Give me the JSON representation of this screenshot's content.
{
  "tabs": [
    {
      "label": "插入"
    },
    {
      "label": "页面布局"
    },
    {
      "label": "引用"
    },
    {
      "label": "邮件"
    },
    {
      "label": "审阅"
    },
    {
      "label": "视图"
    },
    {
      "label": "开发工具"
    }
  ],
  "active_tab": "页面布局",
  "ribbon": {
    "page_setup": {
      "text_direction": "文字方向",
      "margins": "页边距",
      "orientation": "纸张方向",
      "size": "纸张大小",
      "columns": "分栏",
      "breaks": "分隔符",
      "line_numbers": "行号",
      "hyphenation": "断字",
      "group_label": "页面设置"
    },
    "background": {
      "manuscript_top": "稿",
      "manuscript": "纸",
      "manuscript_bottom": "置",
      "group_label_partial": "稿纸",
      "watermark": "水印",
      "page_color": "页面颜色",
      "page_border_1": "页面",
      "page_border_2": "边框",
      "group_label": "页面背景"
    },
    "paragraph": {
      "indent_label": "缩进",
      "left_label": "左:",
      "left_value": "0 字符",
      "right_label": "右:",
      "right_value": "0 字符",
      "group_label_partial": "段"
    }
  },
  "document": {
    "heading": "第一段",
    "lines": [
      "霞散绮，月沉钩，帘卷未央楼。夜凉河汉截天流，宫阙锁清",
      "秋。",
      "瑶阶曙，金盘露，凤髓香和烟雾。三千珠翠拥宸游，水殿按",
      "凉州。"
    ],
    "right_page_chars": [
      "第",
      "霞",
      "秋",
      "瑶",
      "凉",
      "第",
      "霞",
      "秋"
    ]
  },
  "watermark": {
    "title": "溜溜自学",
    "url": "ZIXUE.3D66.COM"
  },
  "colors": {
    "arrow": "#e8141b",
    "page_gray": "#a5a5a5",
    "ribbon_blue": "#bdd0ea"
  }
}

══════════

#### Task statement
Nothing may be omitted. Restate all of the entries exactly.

#### Task response
Give me the JSON representation of this screenshot's content.
{
  "tabs": [
    {
      "label": "插入"
    },
    {
      "label": "页面布局"
    },
    {
      "label": "引用"
    },
    {
      "label": "邮件"
    },
    {
      "label": "审阅"
    },
    {
      "label": "视图"
    },
    {
      "label": "开发工具"
    }
  ],
  "active_tab": "页面布局",
  "ribbon": {
    "page_setup": {
      "text_direction": "文字方向",
      "margins": "页边距",
      "orientation": "纸张方向",
      "size": "纸张大小",
      "columns": "分栏",
      "breaks": "分隔符",
      "line_numbers": "行号",
      "hyphenation": "断字",
      "group_label": "页面设置"
    },
    "background": {
      "manuscript_top": "稿",
      "manuscript": "纸",
      "manuscript_bottom": "置",
      "group_label_partial": "稿纸",
      "watermark": "水印",
      "page_color": "页面颜色",
      "page_border_1": "页面",
      "page_border_2": "边框",
      "group_label": "页面背景"
    },
    "paragraph": {
      "indent_label": "缩进",
      "left_label": "左:",
      "left_value": "0 字符",
      "right_label": "右:",
      "right_value": "0 字符",
      "group_label_partial": "段"
    }
  },
  "document": {
    "heading": "第一段",
    "lines": [
      "霞散绮，月沉钩，帘卷未央楼。夜凉河汉截天流，宫阙锁清",
      "秋。",
      "瑶阶曙，金盘露，凤髓香和烟雾。三千珠翠拥宸游，水殿按",
      "凉州。"
    ],
    "right_page_chars": [
      "第",
      "霞",
      "秋",
      "瑶",
      "凉",
      "第",
      "霞",
      "秋"
    ]
  },
  "watermark": {
    "title": "溜溜自学",
    "url": "ZIXUE.3D66.COM"
  },
  "colors": {
    "arrow": "#e8141b",
    "page_gray": "#a5a5a5",
    "ribbon_blue": "#bdd0ea"
  }
}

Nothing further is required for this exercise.